Your task is to copy the data exactly while leaving out every picture.

(Website and app data records)
::::::
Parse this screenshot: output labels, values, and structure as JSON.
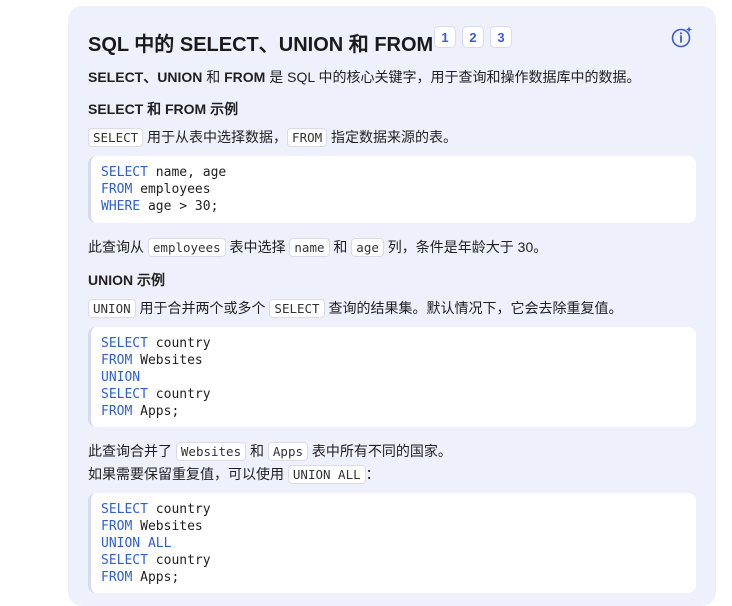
{
  "title": "SQL 中的 SELECT、UNION 和 FROM",
  "citations": [
    "1",
    "2",
    "3"
  ],
  "intro": {
    "kw": "SELECT、UNION",
    "and": " 和 ",
    "kw2": "FROM",
    "rest": " 是 SQL 中的核心关键字，用于查询和操作数据库中的数据。"
  },
  "section1": {
    "heading": "SELECT 和 FROM 示例",
    "desc": {
      "c1": "SELECT",
      "t1": " 用于从表中选择数据，",
      "c2": "FROM",
      "t2": " 指定数据来源的表。"
    },
    "code": [
      {
        "kw": "SELECT",
        "rest": " name, age"
      },
      {
        "kw": "FROM",
        "rest": " employees"
      },
      {
        "kw": "WHERE",
        "rest": " age > 30;"
      }
    ],
    "after": {
      "t1": "此查询从 ",
      "c1": "employees",
      "t2": " 表中选择 ",
      "c2": "name",
      "t3": " 和 ",
      "c3": "age",
      "t4": " 列，条件是年龄大于 30。"
    }
  },
  "section2": {
    "heading": "UNION 示例",
    "desc": {
      "c1": "UNION",
      "t1": " 用于合并两个或多个 ",
      "c2": "SELECT",
      "t2": " 查询的结果集。默认情况下，它会去除重复值。"
    },
    "code": [
      {
        "kw": "SELECT",
        "rest": " country"
      },
      {
        "kw": "FROM",
        "rest": " Websites"
      },
      {
        "kw": "UNION",
        "rest": ""
      },
      {
        "kw": "SELECT",
        "rest": " country"
      },
      {
        "kw": "FROM",
        "rest": " Apps;"
      }
    ],
    "after1": {
      "t1": "此查询合并了 ",
      "c1": "Websites",
      "t2": " 和 ",
      "c2": "Apps",
      "t3": " 表中所有不同的国家。"
    },
    "after2": {
      "t1": "如果需要保留重复值，可以使用 ",
      "c1": "UNION ALL",
      "t2": "："
    },
    "code2": [
      {
        "kw": "SELECT",
        "rest": " country"
      },
      {
        "kw": "FROM",
        "rest": " Websites"
      },
      {
        "kw": "UNION ALL",
        "rest": ""
      },
      {
        "kw": "SELECT",
        "rest": " country"
      },
      {
        "kw": "FROM",
        "rest": " Apps;"
      }
    ]
  },
  "icons": {
    "assistant": "sparkle-info-icon"
  },
  "colors": {
    "keyword": "#2f5fd0",
    "card_bg": "#eef0fb",
    "citation": "#3b5bd6"
  }
}
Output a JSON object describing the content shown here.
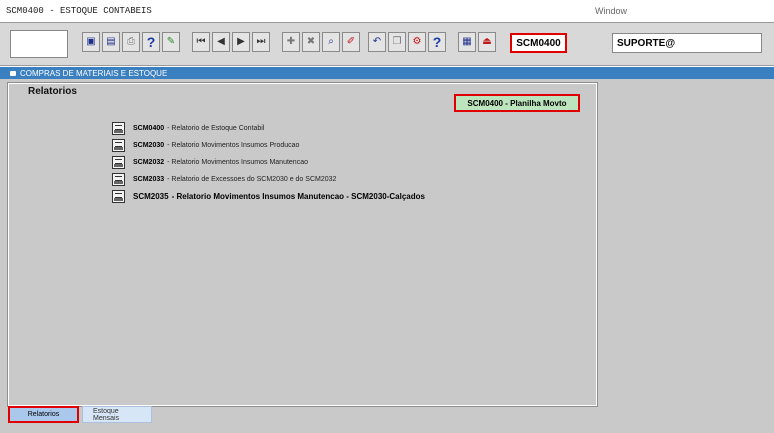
{
  "window": {
    "title": "SCM0400 - ESTOQUE CONTABEIS",
    "menu_label": "Window"
  },
  "toolbar": {
    "screen_code": "SCM0400",
    "user": "SUPORTE@",
    "icons_group1": [
      "save-icon",
      "form-icon",
      "print-icon",
      "help-key-icon",
      "wand-icon"
    ],
    "icons_group2": [
      "first-record-icon",
      "previous-record-icon",
      "next-record-icon",
      "last-record-icon"
    ],
    "icons_group3": [
      "insert-record-icon",
      "delete-record-icon",
      "query-icon",
      "edit-icon"
    ],
    "icons_group4": [
      "undo-icon",
      "copy-icon",
      "tools-icon",
      "help-icon"
    ],
    "icons_group5": [
      "calculator-icon",
      "exit-icon"
    ]
  },
  "module": {
    "title": "COMPRAS DE MATERIAIS E ESTOQUE"
  },
  "panel": {
    "title": "Relatorios",
    "action_button": "SCM0400 - Planilha Movto"
  },
  "reports": [
    {
      "code": "SCM0400",
      "text": "- Relatorio de Estoque Contabil",
      "emphasis": false
    },
    {
      "code": "SCM2030",
      "text": "- Relatorio Movimentos Insumos Producao",
      "emphasis": false
    },
    {
      "code": "SCM2032",
      "text": "- Relatorio Movimentos Insumos Manutencao",
      "emphasis": false
    },
    {
      "code": "SCM2033",
      "text": "- Relatorio de Excessoes do SCM2030 e do SCM2032",
      "emphasis": false
    },
    {
      "code": "SCM2035",
      "text": "- Relatorio Movimentos Insumos Manutencao - SCM2030-Calçados",
      "emphasis": true
    }
  ],
  "tabs": [
    {
      "label": "Relatorios",
      "active": true
    },
    {
      "label": "Estoque Mensais",
      "active": false
    }
  ],
  "colors": {
    "module_bar": "#3a7fc0",
    "highlight_border": "#e00000",
    "action_button_bg": "#bde5bd",
    "canvas": "#c9c9c9"
  }
}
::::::
» **EXERCISE ANSWER**:
Parse this screenshot: output labels, values, and structure as JSON.
{
  "title": "SQL 中的 SELECT、UNION 和 FROM",
  "citations": [
    "1",
    "2",
    "3"
  ],
  "intro": {
    "kw": "SELECT、UNION",
    "and": " 和 ",
    "kw2": "FROM",
    "rest": " 是 SQL 中的核心关键字，用于查询和操作数据库中的数据。"
  },
  "section1": {
    "heading": "SELECT 和 FROM 示例",
    "desc": {
      "c1": "SELECT",
      "t1": " 用于从表中选择数据，",
      "c2": "FROM",
      "t2": " 指定数据来源的表。"
    },
    "code": [
      {
        "kw": "SELECT",
        "rest": " name, age"
      },
      {
        "kw": "FROM",
        "rest": " employees"
      },
      {
        "kw": "WHERE",
        "rest": " age > 30;"
      }
    ],
    "after": {
      "t1": "此查询从 ",
      "c1": "employees",
      "t2": " 表中选择 ",
      "c2": "name",
      "t3": " 和 ",
      "c3": "age",
      "t4": " 列，条件是年龄大于 30。"
    }
  },
  "section2": {
    "heading": "UNION 示例",
    "desc": {
      "c1": "UNION",
      "t1": " 用于合并两个或多个 ",
      "c2": "SELECT",
      "t2": " 查询的结果集。默认情况下，它会去除重复值。"
    },
    "code": [
      {
        "kw": "SELECT",
        "rest": " country"
      },
      {
        "kw": "FROM",
        "rest": " Websites"
      },
      {
        "kw": "UNION",
        "rest": ""
      },
      {
        "kw": "SELECT",
        "rest": " country"
      },
      {
        "kw": "FROM",
        "rest": " Apps;"
      }
    ],
    "after1": {
      "t1": "此查询合并了 ",
      "c1": "Websites",
      "t2": " 和 ",
      "c2": "Apps",
      "t3": " 表中所有不同的国家。"
    },
    "after2": {
      "t1": "如果需要保留重复值，可以使用 ",
      "c1": "UNION ALL",
      "t2": "："
    },
    "code2": [
      {
        "kw": "SELECT",
        "rest": " country"
      },
      {
        "kw": "FROM",
        "rest": " Websites"
      },
      {
        "kw": "UNION ALL",
        "rest": ""
      },
      {
        "kw": "SELECT",
        "rest": " country"
      },
      {
        "kw": "FROM",
        "rest": " Apps;"
      }
    ]
  },
  "icons": {
    "assistant": "sparkle-info-icon"
  },
  "colors": {
    "keyword": "#2f5fd0",
    "card_bg": "#eef0fb",
    "citation": "#3b5bd6"
  }
}
Output a JSON object describing the content shown here.
{
  "window": {
    "title": "SCM0400 - ESTOQUE CONTABEIS",
    "menu_label": "Window"
  },
  "toolbar": {
    "screen_code": "SCM0400",
    "user": "SUPORTE@",
    "icons_group1": [
      "save-icon",
      "form-icon",
      "print-icon",
      "help-key-icon",
      "wand-icon"
    ],
    "icons_group2": [
      "first-record-icon",
      "previous-record-icon",
      "next-record-icon",
      "last-record-icon"
    ],
    "icons_group3": [
      "insert-record-icon",
      "delete-record-icon",
      "query-icon",
      "edit-icon"
    ],
    "icons_group4": [
      "undo-icon",
      "copy-icon",
      "tools-icon",
      "help-icon"
    ],
    "icons_group5": [
      "calculator-icon",
      "exit-icon"
    ]
  },
  "module": {
    "title": "COMPRAS DE MATERIAIS E ESTOQUE"
  },
  "panel": {
    "title": "Relatorios",
    "action_button": "SCM0400 - Planilha Movto"
  },
  "reports": [
    {
      "code": "SCM0400",
      "text": "- Relatorio de Estoque Contabil",
      "emphasis": false
    },
    {
      "code": "SCM2030",
      "text": "- Relatorio Movimentos Insumos Producao",
      "emphasis": false
    },
    {
      "code": "SCM2032",
      "text": "- Relatorio Movimentos Insumos Manutencao",
      "emphasis": false
    },
    {
      "code": "SCM2033",
      "text": "- Relatorio de Excessoes do SCM2030 e do SCM2032",
      "emphasis": false
    },
    {
      "code": "SCM2035",
      "text": "- Relatorio Movimentos Insumos Manutencao - SCM2030-Calçados",
      "emphasis": true
    }
  ],
  "tabs": [
    {
      "label": "Relatorios",
      "active": true
    },
    {
      "label": "Estoque Mensais",
      "active": false
    }
  ],
  "colors": {
    "module_bar": "#3a7fc0",
    "highlight_border": "#e00000",
    "action_button_bg": "#bde5bd",
    "canvas": "#c9c9c9"
  }
}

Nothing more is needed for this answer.